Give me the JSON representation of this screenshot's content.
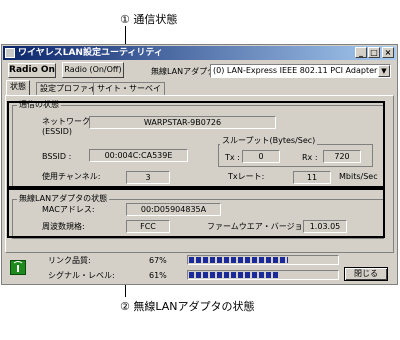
{
  "callouts": {
    "top": "① 通信状態",
    "bottom": "② 無線LANアダプタの状態"
  },
  "window": {
    "title": "ワイヤレスLAN設定ユーティリティ",
    "minimize": "_",
    "maximize": "□",
    "close": "×"
  },
  "toolbar": {
    "radio_on": "Radio On",
    "radio_toggle": "Radio (On/Off)",
    "adapter_label": "無線LANアダプタ",
    "adapter_value": "(0) LAN-Express IEEE 802.11 PCI Adapter",
    "adapter_arrow": "▼"
  },
  "tabs": [
    {
      "label": "状態"
    },
    {
      "label": "設定プロファイル"
    },
    {
      "label": "サイト・サーベイ"
    }
  ],
  "comm_status": {
    "title": "通信の状態",
    "network_name_label": "ネットワーク名:",
    "essid_label": "(ESSID)",
    "network_name_value": "WARPSTAR-9B0726",
    "bssid_label": "BSSID :",
    "bssid_value": "00:004C:CA539E",
    "throughput_title": "スループット(Bytes/Sec)",
    "tx_label": "Tx :",
    "tx_value": "0",
    "rx_label": "Rx :",
    "rx_value": "720",
    "channel_label": "使用チャンネル:",
    "channel_value": "3",
    "txrate_label": "Txレート:",
    "txrate_value": "11",
    "txrate_unit": "Mbits/Sec"
  },
  "adapter_status": {
    "title": "無線LANアダプタの状態",
    "mac_label": "MACアドレス:",
    "mac_value": "00:D05904835A",
    "freq_label": "周波数規格:",
    "freq_value": "FCC",
    "firmware_label": "ファームウエア・バージョン:",
    "firmware_value": "1.03.05"
  },
  "signal": {
    "link_quality_label": "リンク品質:",
    "link_quality_value": "67%",
    "link_quality_level": 0.67,
    "signal_level_label": "シグナル・レベル:",
    "signal_level_value": "61%",
    "signal_level_level": 0.61
  },
  "close_button": "閉じる"
}
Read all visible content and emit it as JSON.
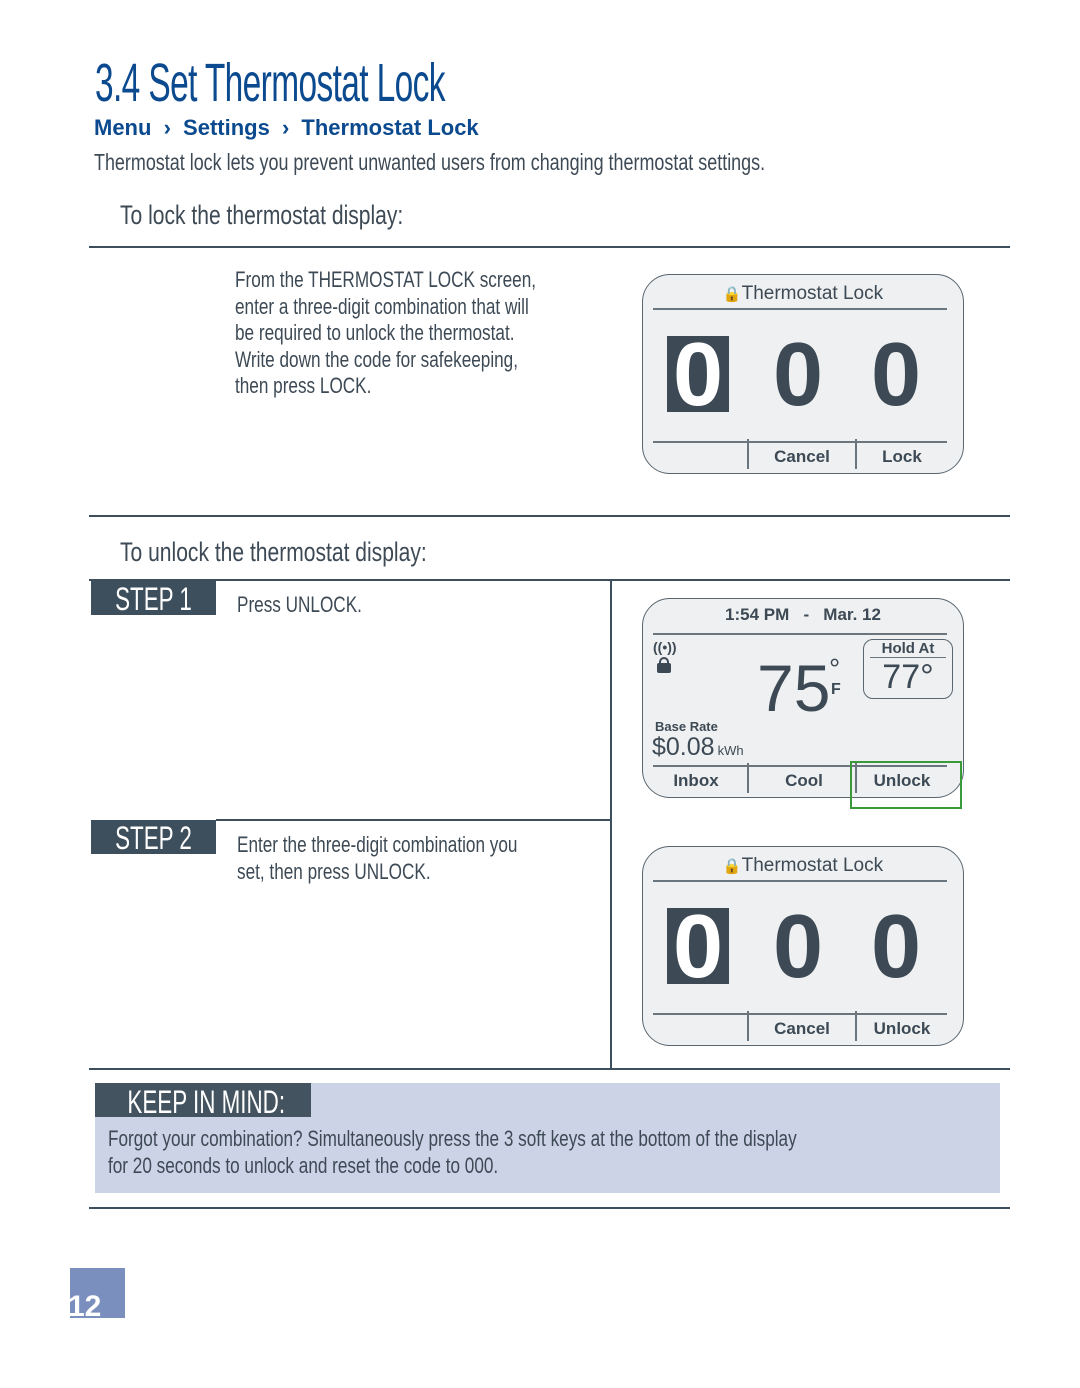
{
  "title": "3.4 Set Thermostat Lock",
  "breadcrumb": [
    "Menu",
    "Settings",
    "Thermostat Lock"
  ],
  "breadcrumb_separator": "›",
  "intro": "Thermostat lock lets you prevent unwanted users from changing thermostat settings.",
  "lock_section": {
    "heading": "To lock the thermostat display:",
    "lines": [
      "From the THERMOSTAT LOCK screen,",
      "enter a three-digit combination that will",
      "be required to unlock the thermostat.",
      "Write down the code for safekeeping,",
      "then press LOCK."
    ],
    "screen": {
      "title": "Thermostat Lock",
      "digits": [
        "0",
        "0",
        "0"
      ],
      "softkeys": [
        "",
        "Cancel",
        "Lock"
      ]
    }
  },
  "unlock_section": {
    "heading": "To unlock the thermostat display:",
    "step1": {
      "label": "STEP 1",
      "text": "Press UNLOCK."
    },
    "step2": {
      "label": "STEP 2",
      "lines": [
        "Enter the three-digit combination you",
        "set, then press UNLOCK."
      ]
    },
    "home_screen": {
      "time": "1:54 PM",
      "separator": "-",
      "date": "Mar. 12",
      "temperature": "75",
      "degree": "°",
      "unit": "F",
      "hold_label": "Hold At",
      "hold_value": "77°",
      "rate_label": "Base Rate",
      "rate_value": "$0.08",
      "rate_unit": "kWh",
      "softkeys": [
        "Inbox",
        "Cool",
        "Unlock"
      ],
      "highlight_color": "#3a9a3a"
    },
    "lock_screen": {
      "title": "Thermostat Lock",
      "digits": [
        "0",
        "0",
        "0"
      ],
      "softkeys": [
        "",
        "Cancel",
        "Unlock"
      ]
    }
  },
  "keep_in_mind": {
    "heading": "KEEP IN MIND:",
    "lines": [
      "Forgot your combination? Simultaneously press the 3 soft keys at the bottom of the display",
      "for 20 seconds to unlock and reset the code to 000."
    ]
  },
  "page_number": "12"
}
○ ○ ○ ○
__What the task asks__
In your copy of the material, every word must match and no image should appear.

__Response below__
Give me the JSON representation of this screenshot's content.
{
  "callouts": {
    "top": "① 通信状態",
    "bottom": "② 無線LANアダプタの状態"
  },
  "window": {
    "title": "ワイヤレスLAN設定ユーティリティ",
    "minimize": "_",
    "maximize": "□",
    "close": "×"
  },
  "toolbar": {
    "radio_on": "Radio On",
    "radio_toggle": "Radio (On/Off)",
    "adapter_label": "無線LANアダプタ",
    "adapter_value": "(0) LAN-Express IEEE 802.11 PCI Adapter",
    "adapter_arrow": "▼"
  },
  "tabs": [
    {
      "label": "状態"
    },
    {
      "label": "設定プロファイル"
    },
    {
      "label": "サイト・サーベイ"
    }
  ],
  "comm_status": {
    "title": "通信の状態",
    "network_name_label": "ネットワーク名:",
    "essid_label": "(ESSID)",
    "network_name_value": "WARPSTAR-9B0726",
    "bssid_label": "BSSID :",
    "bssid_value": "00:004C:CA539E",
    "throughput_title": "スループット(Bytes/Sec)",
    "tx_label": "Tx :",
    "tx_value": "0",
    "rx_label": "Rx :",
    "rx_value": "720",
    "channel_label": "使用チャンネル:",
    "channel_value": "3",
    "txrate_label": "Txレート:",
    "txrate_value": "11",
    "txrate_unit": "Mbits/Sec"
  },
  "adapter_status": {
    "title": "無線LANアダプタの状態",
    "mac_label": "MACアドレス:",
    "mac_value": "00:D05904835A",
    "freq_label": "周波数規格:",
    "freq_value": "FCC",
    "firmware_label": "ファームウエア・バージョン:",
    "firmware_value": "1.03.05"
  },
  "signal": {
    "link_quality_label": "リンク品質:",
    "link_quality_value": "67%",
    "link_quality_level": 0.67,
    "signal_level_label": "シグナル・レベル:",
    "signal_level_value": "61%",
    "signal_level_level": 0.61
  },
  "close_button": "閉じる"
}
Read all visible content and emit it as JSON.
{
  "title": "3.4 Set Thermostat Lock",
  "breadcrumb": [
    "Menu",
    "Settings",
    "Thermostat Lock"
  ],
  "breadcrumb_separator": "›",
  "intro": "Thermostat lock lets you prevent unwanted users from changing thermostat settings.",
  "lock_section": {
    "heading": "To lock the thermostat display:",
    "lines": [
      "From the THERMOSTAT LOCK screen,",
      "enter a three-digit combination that will",
      "be required to unlock the thermostat.",
      "Write down the code for safekeeping,",
      "then press LOCK."
    ],
    "screen": {
      "title": "Thermostat Lock",
      "digits": [
        "0",
        "0",
        "0"
      ],
      "softkeys": [
        "",
        "Cancel",
        "Lock"
      ]
    }
  },
  "unlock_section": {
    "heading": "To unlock the thermostat display:",
    "step1": {
      "label": "STEP 1",
      "text": "Press UNLOCK."
    },
    "step2": {
      "label": "STEP 2",
      "lines": [
        "Enter the three-digit combination you",
        "set, then press UNLOCK."
      ]
    },
    "home_screen": {
      "time": "1:54 PM",
      "separator": "-",
      "date": "Mar. 12",
      "temperature": "75",
      "degree": "°",
      "unit": "F",
      "hold_label": "Hold At",
      "hold_value": "77°",
      "rate_label": "Base Rate",
      "rate_value": "$0.08",
      "rate_unit": "kWh",
      "softkeys": [
        "Inbox",
        "Cool",
        "Unlock"
      ],
      "highlight_color": "#3a9a3a"
    },
    "lock_screen": {
      "title": "Thermostat Lock",
      "digits": [
        "0",
        "0",
        "0"
      ],
      "softkeys": [
        "",
        "Cancel",
        "Unlock"
      ]
    }
  },
  "keep_in_mind": {
    "heading": "KEEP IN MIND:",
    "lines": [
      "Forgot your combination? Simultaneously press the 3 soft keys at the bottom of the display",
      "for 20 seconds to unlock and reset the code to 000."
    ]
  },
  "page_number": "12"
}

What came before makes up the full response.